“Sun, moon, and stars, by day and night, At God’s commandment give us light; And when we wake, and while we sleep, Their watch, like guardian angels, keep The bright blue sky above our head, The soft green earth on which we tread, The ocean rolling round the land, Were made by God’s almighty hand. Sweet flowers that hill and dale adorn, Far fruit trees fields of grass and corn, The clouds that rise, the showers that fall, The winds that blow—God sent them all. The beasts that graze with downward eye, The birds that perch, and sing, and fly, The fishes swimming in the sea, God’s creatures are as well as we. But us He formed for better things, As servants of the King of kings, With lifted hands and open face, And thankful heart to seek His grace.” ~Montgomery “How All Things Praise the Lord” from The Ambleside Geography Books- Book 1 by Charlotte M. Mason I’m sitting in the Armitt library. It seems just a week ago that I stood up in …

The Gypsy’s Garden by Hannah Schaefer Ezell

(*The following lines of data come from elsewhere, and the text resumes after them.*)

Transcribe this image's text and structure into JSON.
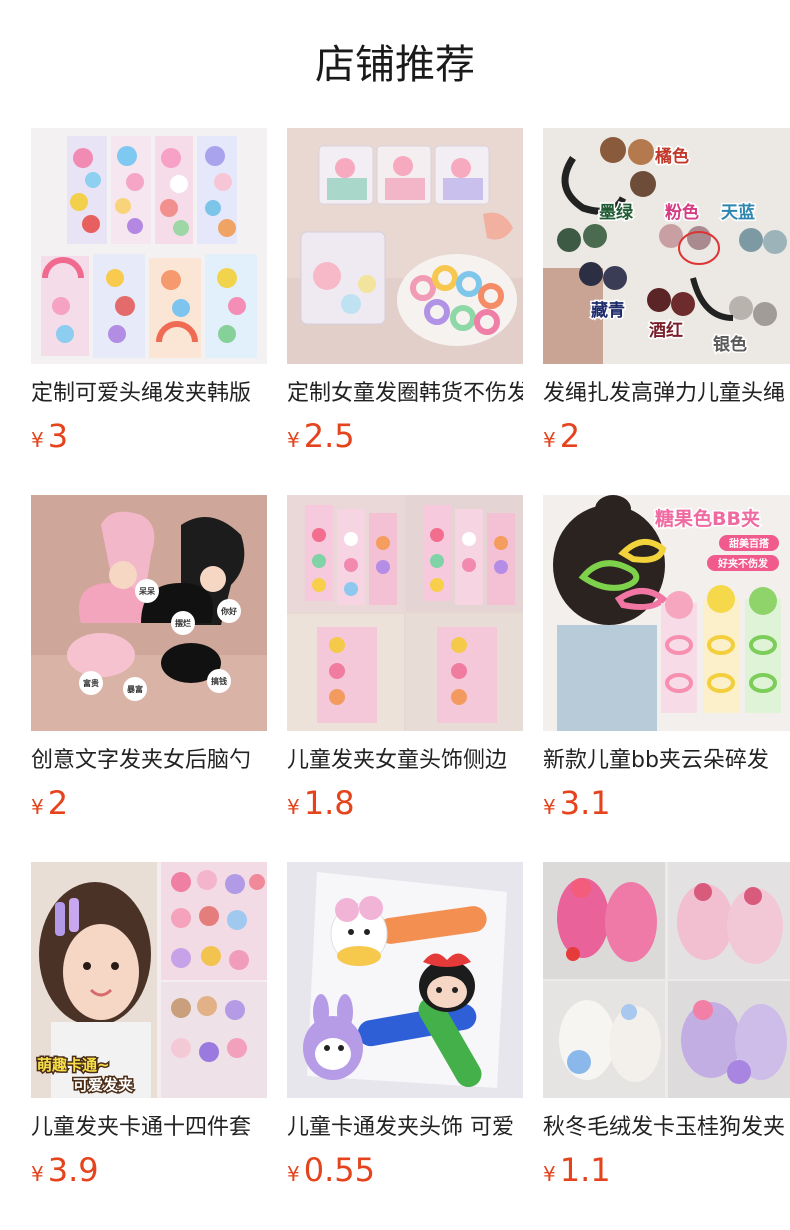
{
  "header": {
    "title": "店铺推荐"
  },
  "currency": "¥",
  "products": [
    {
      "name": "定制可爱头绳发夹韩版",
      "price": "3"
    },
    {
      "name": "定制女童发圈韩货不伤发",
      "price": "2.5"
    },
    {
      "name": "发绳扎发高弹力儿童头绳",
      "price": "2"
    },
    {
      "name": "创意文字发夹女后脑勺",
      "price": "2"
    },
    {
      "name": "儿童发夹女童头饰侧边",
      "price": "1.8"
    },
    {
      "name": "新款儿童bb夹云朵碎发",
      "price": "3.1"
    },
    {
      "name": "儿童发夹卡通十四件套",
      "price": "3.9"
    },
    {
      "name": "儿童卡通发夹头饰 可爱",
      "price": "0.55"
    },
    {
      "name": "秋冬毛绒发卡玉桂狗发夹",
      "price": "1.1"
    }
  ],
  "image_text": {
    "p3_labels": [
      "橘色",
      "墨绿",
      "粉色",
      "天蓝",
      "藏青",
      "酒红",
      "银色"
    ],
    "p4_tags": [
      "呆呆",
      "你好",
      "摆烂",
      "富贵",
      "暴富",
      "搞钱"
    ],
    "p6_banner": "糖果色BB夹",
    "p6_tags": [
      "甜美百搭",
      "好夹不伤发"
    ],
    "p7_caption": [
      "萌趣卡通~",
      "可爱发夹"
    ]
  }
}
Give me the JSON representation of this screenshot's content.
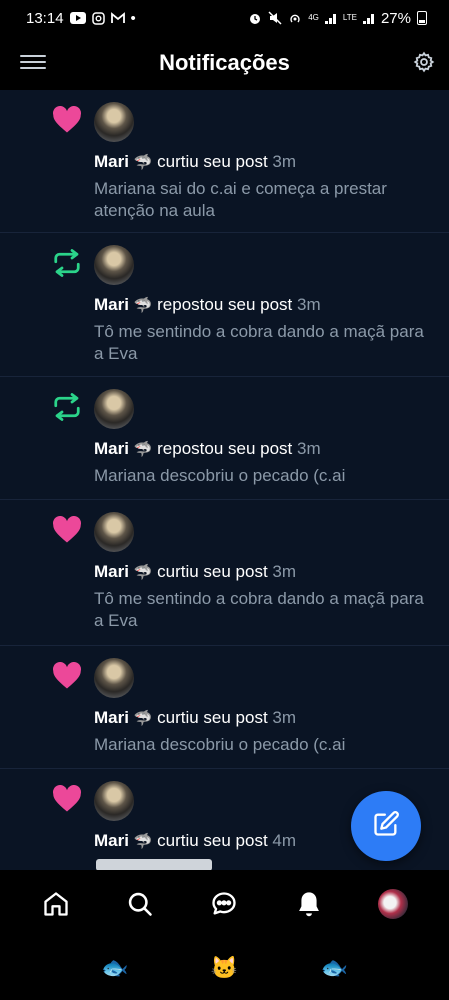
{
  "status_bar": {
    "time": "13:14",
    "dot": "•",
    "network_1": "4G",
    "network_2": "LTE",
    "battery": "27%"
  },
  "header": {
    "title": "Notificações"
  },
  "notifications": [
    {
      "type": "like",
      "name": "Mari",
      "emoji": "🦈",
      "action": "curtiu seu post",
      "time": "3m",
      "content": "Mariana sai do c.ai e começa a prestar atenção na aula"
    },
    {
      "type": "repost",
      "name": "Mari",
      "emoji": "🦈",
      "action": "repostou seu post",
      "time": "3m",
      "content": "Tô me sentindo a cobra dando a maçã para a Eva"
    },
    {
      "type": "repost",
      "name": "Mari",
      "emoji": "🦈",
      "action": "repostou seu post",
      "time": "3m",
      "content": "Mariana descobriu o pecado (c.ai"
    },
    {
      "type": "like",
      "name": "Mari",
      "emoji": "🦈",
      "action": "curtiu seu post",
      "time": "3m",
      "content": "Tô me sentindo a cobra dando a maçã para a Eva"
    },
    {
      "type": "like",
      "name": "Mari",
      "emoji": "🦈",
      "action": "curtiu seu post",
      "time": "3m",
      "content": "Mariana descobriu o pecado (c.ai"
    },
    {
      "type": "like",
      "name": "Mari",
      "emoji": "🦈",
      "action": "curtiu seu post",
      "time": "4m",
      "content": ""
    }
  ],
  "colors": {
    "like": "#ec4899",
    "repost": "#2bd48a",
    "accent": "#2d7cf6",
    "background": "#0a1424"
  },
  "icons": {
    "menu": "menu-icon",
    "settings": "gear-icon",
    "compose": "compose-icon",
    "home": "home-icon",
    "search": "search-icon",
    "chat": "chat-icon",
    "notifications": "bell-icon"
  },
  "sys_nav": {
    "left": "🐟",
    "center": "🐱",
    "right": "🐟"
  }
}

Hello sweet friends! I hope that this thought finds you each well and happy as we come to the ending of another school year and the beginning of a new free-learning period that is summertime. As I look back over this school year, I have to say that I am considerably more learned than I was at this time last year, though I didn’t take a single class in anything. Not in the traditional style anyway. I consider this past year as a year of transition — but looking over my life, I have to ask … which year, exactly, wasn’t a year of transition? This is where my thoughts take flight. If each and every one of us were to give a year by year, maybe even month by month story of our lives, I am almost positive that not a single one of them passed without some life changing event or another happening, shaping us, making us colder to some things, warmer to others, and leaving us in some moment quietly pondering what …

L’Umile Pianta: The place of “The Humble Plant” from 1897 to 1923 in nourishing and supporting Charlotte Mason educators – ChildLightUSA Conference 2012 Plenary Session

New Information coming out of the Charlotte Mason Digital Collection A Plenary Session at the 2012 ChildLightUSA Charlotte Mason Education Conference By Meghan Van Pelt and Deani Van Pelt             The early volumes of L’Umile Pianta are becoming available this year through the Charlotte Mason Digital Collection.  For the first time ever, “The Plant”, as it was fondly called, will be readily accessible to readers using digital formats worldwide.  In this session several of the persons who worked with the documents preparing them for the digital collection will share and discuss various aspects of this magazine that has served for over a century to connect graduates of Charlotte Mason’s House of Education.  Although it continues to be published to this day, the emphasis of this talk will be on contents of L’Umile Pianta in its first quarter century of publication.  The original purposes for the magazine will be considered and an overview of its various components and how they changed over time will be offered.  We will introduce the people that were important to the …

I Am At My Most Contemplative at This Time of Year by Sandy Rusby Bell

“I would be most content if my children grew up to be the kind of people who think decorating consists mostly of building enough bookshelves.” Anna Quindlen This season always finds me contemplative. The long, dark evenings at the end of the year invite reflection. I find myself looking back even more than usual this year though. I will soon be graduating my oldest daughter. It seems only yesterday that my four year old fireball was telling me that we could not be done lessons until she saw the school bus drive by our home. But this fall we’ve been visiting universities. My part in educating her is almost done. I’ve learned so much on this journey we’ve shared and there are many things I would do differently if I could do it all over again. But there is one thing I would do exactly the same. I would still read to her every single day of her life. We have built a life around books. I started collecting children’s stories before my girl was even …